#### [DATA UNDER STUDY]
---

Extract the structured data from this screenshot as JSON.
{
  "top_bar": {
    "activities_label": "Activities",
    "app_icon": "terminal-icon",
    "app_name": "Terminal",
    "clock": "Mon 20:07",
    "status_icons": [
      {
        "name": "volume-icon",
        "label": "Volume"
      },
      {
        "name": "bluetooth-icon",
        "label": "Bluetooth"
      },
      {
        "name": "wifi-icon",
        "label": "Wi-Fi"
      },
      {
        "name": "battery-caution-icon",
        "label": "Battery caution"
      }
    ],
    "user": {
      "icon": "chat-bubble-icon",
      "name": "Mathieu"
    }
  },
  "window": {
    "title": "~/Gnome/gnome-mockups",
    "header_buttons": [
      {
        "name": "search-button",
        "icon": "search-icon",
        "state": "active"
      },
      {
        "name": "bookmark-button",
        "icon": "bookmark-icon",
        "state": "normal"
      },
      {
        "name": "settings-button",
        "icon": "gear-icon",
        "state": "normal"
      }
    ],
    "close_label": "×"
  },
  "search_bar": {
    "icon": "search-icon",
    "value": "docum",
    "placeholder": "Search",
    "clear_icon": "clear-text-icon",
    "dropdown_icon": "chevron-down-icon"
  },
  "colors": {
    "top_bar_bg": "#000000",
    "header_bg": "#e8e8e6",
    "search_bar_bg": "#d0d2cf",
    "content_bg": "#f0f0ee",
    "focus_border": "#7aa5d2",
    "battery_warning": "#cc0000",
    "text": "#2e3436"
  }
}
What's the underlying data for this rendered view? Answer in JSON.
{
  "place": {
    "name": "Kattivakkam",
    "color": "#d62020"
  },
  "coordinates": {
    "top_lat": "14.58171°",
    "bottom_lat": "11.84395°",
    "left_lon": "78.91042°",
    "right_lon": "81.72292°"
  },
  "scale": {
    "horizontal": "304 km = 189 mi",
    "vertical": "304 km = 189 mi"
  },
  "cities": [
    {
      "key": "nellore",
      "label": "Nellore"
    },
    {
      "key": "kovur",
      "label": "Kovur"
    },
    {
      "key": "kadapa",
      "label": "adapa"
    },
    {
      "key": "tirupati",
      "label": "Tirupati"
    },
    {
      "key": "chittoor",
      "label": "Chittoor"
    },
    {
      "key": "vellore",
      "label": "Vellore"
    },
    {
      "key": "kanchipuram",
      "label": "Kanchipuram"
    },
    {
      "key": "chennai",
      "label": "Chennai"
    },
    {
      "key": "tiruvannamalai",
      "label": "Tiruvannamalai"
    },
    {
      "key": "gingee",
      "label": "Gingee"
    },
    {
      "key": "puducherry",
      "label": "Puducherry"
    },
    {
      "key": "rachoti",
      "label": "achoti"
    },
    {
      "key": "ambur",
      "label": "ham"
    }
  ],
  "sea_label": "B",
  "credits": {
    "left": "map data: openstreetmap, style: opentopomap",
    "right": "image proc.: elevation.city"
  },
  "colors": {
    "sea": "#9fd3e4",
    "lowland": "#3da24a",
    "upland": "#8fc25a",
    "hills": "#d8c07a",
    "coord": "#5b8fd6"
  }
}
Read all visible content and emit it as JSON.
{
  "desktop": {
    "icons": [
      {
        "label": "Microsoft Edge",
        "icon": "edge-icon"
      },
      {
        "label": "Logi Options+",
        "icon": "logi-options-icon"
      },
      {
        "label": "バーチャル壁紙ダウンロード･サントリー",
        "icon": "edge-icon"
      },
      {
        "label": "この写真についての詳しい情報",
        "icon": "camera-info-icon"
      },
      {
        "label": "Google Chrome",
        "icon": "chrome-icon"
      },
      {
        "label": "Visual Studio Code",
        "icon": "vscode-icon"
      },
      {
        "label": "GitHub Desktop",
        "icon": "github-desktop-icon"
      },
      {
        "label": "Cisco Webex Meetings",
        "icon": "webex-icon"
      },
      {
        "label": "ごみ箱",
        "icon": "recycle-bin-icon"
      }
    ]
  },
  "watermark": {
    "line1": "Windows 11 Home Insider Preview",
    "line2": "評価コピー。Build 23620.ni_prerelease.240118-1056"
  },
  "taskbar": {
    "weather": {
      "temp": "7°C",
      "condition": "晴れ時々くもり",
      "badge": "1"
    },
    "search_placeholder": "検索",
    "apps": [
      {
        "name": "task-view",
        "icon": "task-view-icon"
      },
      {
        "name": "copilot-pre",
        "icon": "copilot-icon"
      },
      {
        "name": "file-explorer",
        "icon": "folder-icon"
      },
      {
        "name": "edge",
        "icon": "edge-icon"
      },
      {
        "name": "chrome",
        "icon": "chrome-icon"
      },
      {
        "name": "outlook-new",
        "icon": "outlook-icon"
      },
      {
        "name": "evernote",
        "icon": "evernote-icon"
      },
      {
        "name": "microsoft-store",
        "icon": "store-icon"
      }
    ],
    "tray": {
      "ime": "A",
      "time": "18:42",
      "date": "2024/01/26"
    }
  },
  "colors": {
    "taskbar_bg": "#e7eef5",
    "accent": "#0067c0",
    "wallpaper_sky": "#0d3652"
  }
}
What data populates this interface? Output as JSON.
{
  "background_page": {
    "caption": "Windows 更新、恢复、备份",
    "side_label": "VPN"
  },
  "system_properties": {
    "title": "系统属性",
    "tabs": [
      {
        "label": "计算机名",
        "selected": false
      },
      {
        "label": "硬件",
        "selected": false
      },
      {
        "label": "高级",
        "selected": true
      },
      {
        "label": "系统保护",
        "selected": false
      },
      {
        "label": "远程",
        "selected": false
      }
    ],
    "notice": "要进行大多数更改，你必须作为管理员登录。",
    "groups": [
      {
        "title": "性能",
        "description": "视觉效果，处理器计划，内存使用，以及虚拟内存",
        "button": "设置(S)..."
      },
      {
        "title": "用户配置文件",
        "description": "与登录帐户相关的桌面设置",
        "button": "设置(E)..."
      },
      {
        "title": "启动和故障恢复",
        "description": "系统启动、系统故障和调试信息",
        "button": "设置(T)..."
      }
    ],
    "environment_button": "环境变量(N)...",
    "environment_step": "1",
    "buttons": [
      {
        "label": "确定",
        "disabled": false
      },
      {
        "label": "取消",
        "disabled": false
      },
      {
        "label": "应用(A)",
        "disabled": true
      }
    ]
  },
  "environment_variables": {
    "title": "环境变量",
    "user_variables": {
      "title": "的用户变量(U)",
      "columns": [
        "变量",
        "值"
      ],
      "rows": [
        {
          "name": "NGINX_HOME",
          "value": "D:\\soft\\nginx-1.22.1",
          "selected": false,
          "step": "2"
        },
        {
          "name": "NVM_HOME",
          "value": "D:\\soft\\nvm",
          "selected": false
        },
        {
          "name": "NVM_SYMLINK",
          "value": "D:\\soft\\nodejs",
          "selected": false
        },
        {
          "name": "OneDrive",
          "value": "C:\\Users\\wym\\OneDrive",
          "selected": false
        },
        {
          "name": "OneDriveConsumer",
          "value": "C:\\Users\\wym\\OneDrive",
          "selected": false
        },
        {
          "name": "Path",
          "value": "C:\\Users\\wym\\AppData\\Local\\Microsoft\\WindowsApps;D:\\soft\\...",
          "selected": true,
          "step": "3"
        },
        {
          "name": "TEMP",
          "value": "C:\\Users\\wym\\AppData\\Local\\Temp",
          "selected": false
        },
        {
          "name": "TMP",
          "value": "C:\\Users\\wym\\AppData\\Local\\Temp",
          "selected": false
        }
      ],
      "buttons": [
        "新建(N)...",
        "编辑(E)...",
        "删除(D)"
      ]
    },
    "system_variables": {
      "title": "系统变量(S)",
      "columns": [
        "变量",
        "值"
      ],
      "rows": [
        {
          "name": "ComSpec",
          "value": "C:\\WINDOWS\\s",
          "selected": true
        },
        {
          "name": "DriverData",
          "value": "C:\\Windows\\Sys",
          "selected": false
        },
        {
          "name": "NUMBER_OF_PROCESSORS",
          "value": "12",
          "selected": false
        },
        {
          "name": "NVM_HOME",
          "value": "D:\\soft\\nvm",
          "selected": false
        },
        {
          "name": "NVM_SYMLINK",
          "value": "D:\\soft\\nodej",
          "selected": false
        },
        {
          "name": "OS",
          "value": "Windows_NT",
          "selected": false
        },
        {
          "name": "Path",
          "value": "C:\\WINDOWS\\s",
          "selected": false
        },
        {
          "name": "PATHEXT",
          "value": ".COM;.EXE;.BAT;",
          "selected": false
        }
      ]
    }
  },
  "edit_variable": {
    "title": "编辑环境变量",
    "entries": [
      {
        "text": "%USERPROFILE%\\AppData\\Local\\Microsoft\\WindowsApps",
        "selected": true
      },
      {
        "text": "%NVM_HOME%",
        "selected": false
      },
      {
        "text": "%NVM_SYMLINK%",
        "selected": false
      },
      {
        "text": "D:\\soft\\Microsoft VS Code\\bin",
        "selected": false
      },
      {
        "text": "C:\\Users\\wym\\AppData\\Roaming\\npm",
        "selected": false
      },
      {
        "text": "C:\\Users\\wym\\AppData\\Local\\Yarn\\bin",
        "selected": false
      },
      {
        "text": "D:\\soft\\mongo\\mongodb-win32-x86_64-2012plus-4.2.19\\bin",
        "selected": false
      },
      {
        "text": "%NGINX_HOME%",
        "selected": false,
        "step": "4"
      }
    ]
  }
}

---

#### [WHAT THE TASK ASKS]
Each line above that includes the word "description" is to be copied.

#### [RESPONSE TO THE TASK]
        "description": "视觉效果，处理器计划，内存使用，以及虚拟内存",
        "description": "与登录帐户相关的桌面设置",
        "description": "系统启动、系统故障和调试信息",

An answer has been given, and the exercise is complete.